- [Exercise aim]: Find every line in the records that holds the string "image". Copy each one.

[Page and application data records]
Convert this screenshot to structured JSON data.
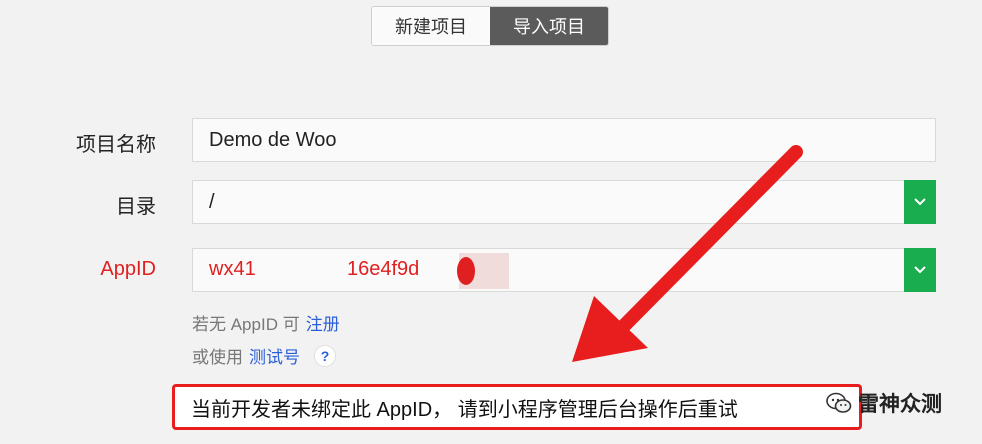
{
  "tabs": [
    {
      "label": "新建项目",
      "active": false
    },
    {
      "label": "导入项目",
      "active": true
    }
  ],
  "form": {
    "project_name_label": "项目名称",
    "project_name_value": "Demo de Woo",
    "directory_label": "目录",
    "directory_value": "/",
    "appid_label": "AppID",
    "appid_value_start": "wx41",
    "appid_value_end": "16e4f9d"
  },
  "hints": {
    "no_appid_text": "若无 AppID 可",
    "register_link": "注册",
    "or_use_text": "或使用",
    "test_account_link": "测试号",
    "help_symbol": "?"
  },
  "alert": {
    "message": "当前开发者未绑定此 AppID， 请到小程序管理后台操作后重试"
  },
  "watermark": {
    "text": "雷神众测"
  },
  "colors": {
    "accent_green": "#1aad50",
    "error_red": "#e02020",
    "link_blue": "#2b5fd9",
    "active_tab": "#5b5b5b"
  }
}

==

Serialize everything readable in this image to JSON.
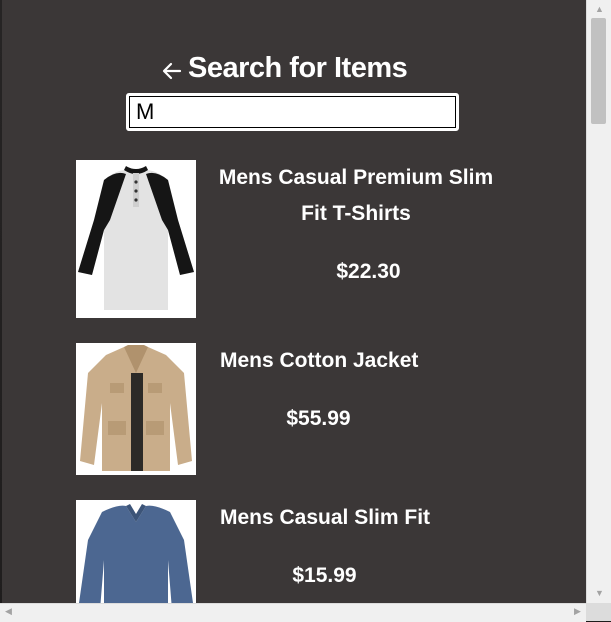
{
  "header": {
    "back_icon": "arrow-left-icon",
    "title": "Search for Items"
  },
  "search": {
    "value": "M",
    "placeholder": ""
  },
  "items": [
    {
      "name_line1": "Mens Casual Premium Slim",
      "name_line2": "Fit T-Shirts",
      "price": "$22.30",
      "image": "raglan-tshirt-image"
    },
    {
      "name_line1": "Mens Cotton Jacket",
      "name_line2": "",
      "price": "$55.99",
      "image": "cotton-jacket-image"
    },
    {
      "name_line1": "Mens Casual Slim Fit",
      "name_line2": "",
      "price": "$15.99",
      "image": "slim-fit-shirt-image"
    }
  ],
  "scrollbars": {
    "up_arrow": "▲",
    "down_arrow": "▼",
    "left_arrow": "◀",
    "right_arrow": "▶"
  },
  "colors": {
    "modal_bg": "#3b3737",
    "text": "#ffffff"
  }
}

- [Task solution]:
Serialize everything readable in this image to JSON.
      "image": "raglan-tshirt-image"
      "image": "cotton-jacket-image"
      "image": "slim-fit-shirt-image"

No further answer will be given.